The results are clear that nationalists are more likely to support being vaccinated, even among Christian nationalists. Those high in Christian nationalism are still more anti-vax, but less so when they have more national pride. So, the positive relationship between CN and anti-vax attitudes is about their anti-nationalism? The figure in the right panel highlights that belief in Christian persecution by Democrats is strongly linked to anti-vax attitudes regardless of Christian nationalism. Put together, the evidence suggests that the CN link to anti-vax attitudes is better understood to be about the ‘C’ rather than the ‘N’ – Christian grievance rather than nationalism.
Lastly, we think we all want to know if belief in QAnon is linked to anti-vax attitudes. Anti-vax conspiracies are all over far-right message boards, though less so in social media because of the more or less concerted efforts of the platforms. We used agreement with this statement to capture QAnon belief, “Within the upper reaches of government, media, and finance, a secretive group of elites thwarted Donald Trump’s efforts at reform, fomented street violence, and engaged in child trafficking and other crimes.” It’s no surprise that anti-vax stances climb with greater agreement with this statement, but they hinge on partisanship – Democrats who believe QAnon, and there are some, are not less likely to get vaccinated.

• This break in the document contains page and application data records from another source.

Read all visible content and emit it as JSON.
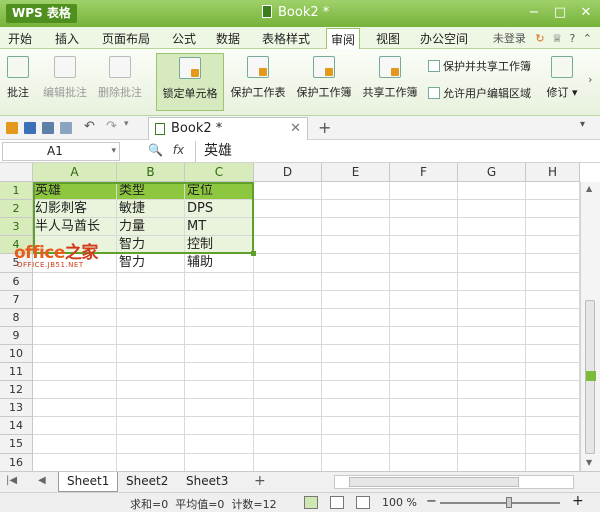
{
  "app": {
    "name": "WPS 表格",
    "doc_title": "Book2 *"
  },
  "menus": [
    "开始",
    "插入",
    "页面布局",
    "公式",
    "数据",
    "表格样式",
    "审阅",
    "视图",
    "办公空间"
  ],
  "active_menu": "审阅",
  "menu_right": {
    "login": "未登录"
  },
  "ribbon": {
    "comment": "批注",
    "edit_comment": "编辑批注",
    "delete_comment": "删除批注",
    "lock_cell": "锁定单元格",
    "protect_sheet": "保护工作表",
    "protect_book": "保护工作簿",
    "share_book": "共享工作簿",
    "protect_share": "保护并共享工作簿",
    "allow_edit": "允许用户编辑区域",
    "revise": "修订"
  },
  "doc_tab": "Book2 *",
  "namebox": "A1",
  "formula_value": "英雄",
  "columns": [
    "A",
    "B",
    "C",
    "D",
    "E",
    "F",
    "G",
    "H"
  ],
  "rows": [
    "1",
    "2",
    "3",
    "4",
    "5",
    "6",
    "7",
    "8",
    "9",
    "10",
    "11",
    "12",
    "13",
    "14",
    "15",
    "16"
  ],
  "cells": {
    "r1": [
      "英雄",
      "类型",
      "定位"
    ],
    "r2": [
      "幻影刺客",
      "敏捷",
      "DPS"
    ],
    "r3": [
      "半人马酋长",
      "力量",
      "MT"
    ],
    "r4": [
      "",
      "智力",
      "控制"
    ],
    "r5": [
      "",
      "智力",
      "辅助"
    ]
  },
  "watermark": {
    "main": "office",
    "cn": "之家",
    "sub": "OFFICE.JB51.NET"
  },
  "sheets": [
    "Sheet1",
    "Sheet2",
    "Sheet3"
  ],
  "active_sheet": "Sheet1",
  "status": {
    "sum": "求和=0",
    "avg": "平均值=0",
    "count": "计数=12",
    "zoom": "100 %"
  },
  "colors": {
    "accent": "#76b33a",
    "selection_header": "#d7ebbb",
    "highlight_fill": "#8dc63f",
    "watermark": "#e85b1b"
  }
}
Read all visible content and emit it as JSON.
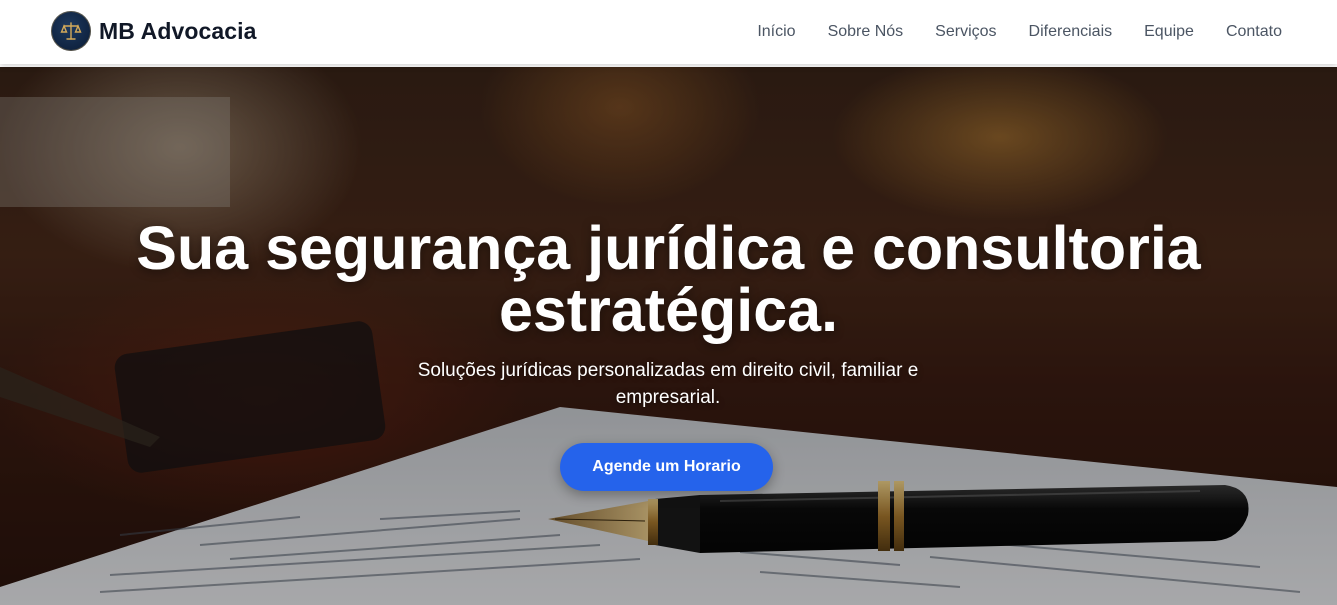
{
  "brand": {
    "name": "MB Advocacia",
    "logo_icon": "scales-of-justice-logo"
  },
  "nav": {
    "items": [
      "Início",
      "Sobre Nós",
      "Serviços",
      "Diferenciais",
      "Equipe",
      "Contato"
    ]
  },
  "hero": {
    "title_line1": "Sua segurança jurídica e consultoria",
    "title_line2": "estratégica.",
    "subtitle": "Soluções jurídicas personalizadas em direito civil, familiar e empresarial.",
    "cta_label": "Agende um Horario",
    "background_image": "desk-with-legal-document-and-fountain-pen"
  },
  "colors": {
    "accent": "#2563eb",
    "brand_text": "#111827",
    "nav_text": "#4b5563",
    "logo_bg": "#0f2340",
    "logo_gold": "#d4aa5a"
  }
}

American religion is almost always noted as ambivalent and we add to that characterization here. Religious identities tell us little about why an individual would be cooperative or uncooperative with collective projects, so we turned to a collection of worldviews and beliefs to help us understand the variation among religious people. Vaccine resistance is relatively high – right at the cusp of threatening herd immunity. And much of it is linked to being a Republican. But partisanship doesn’t explain everything and there is considerable variance among Republicans, especially. The more people believe in active evil, forces that will persecute Christians, and that Christians should dominate the United States, the more anti-vax they are, surely in part because Democrats are running the show now. Moreover, we found that Christian nationalist anti-vax stances are more about Christian grievance politics and less about nationalism, which the vaccine effort helps us to pull apart.
The pandemic has been a boon for academic research – there are so many aspects of public life that can be studied because the issues generated by the pandemic and the responses to it are new and different from traditional culture wars issues. For more, look out for the forthcoming book project edited by Paul Djupe and Amanda Friesen: ‘an epidemic on my people’: Religion in the Age of COVID-19 (Temple UP).
Paul A. Djupe, Denison University, is an affiliated scholar with PRRI, the series editor of Religious Engagement in Democratic Politics (Temple), and co-creator of religioninpublic.blog (check out his posts). Further information about his work can be found at his website and on Twitter.
Jason M. Adkins, Montana State University Billings, is an Assistant Professor of Political Science. His research interests include religion and politics, race and ethnic politics, sports and politics, and public administration. He will be joining Morehead State University as an Assistant Professor of Political Science in August 2021.
Jacob R. Neiheisel, University at Buffalo, SUNY, is an Associate Professor of Political Science. His research interests include: religion and politics, political communication, and election administration.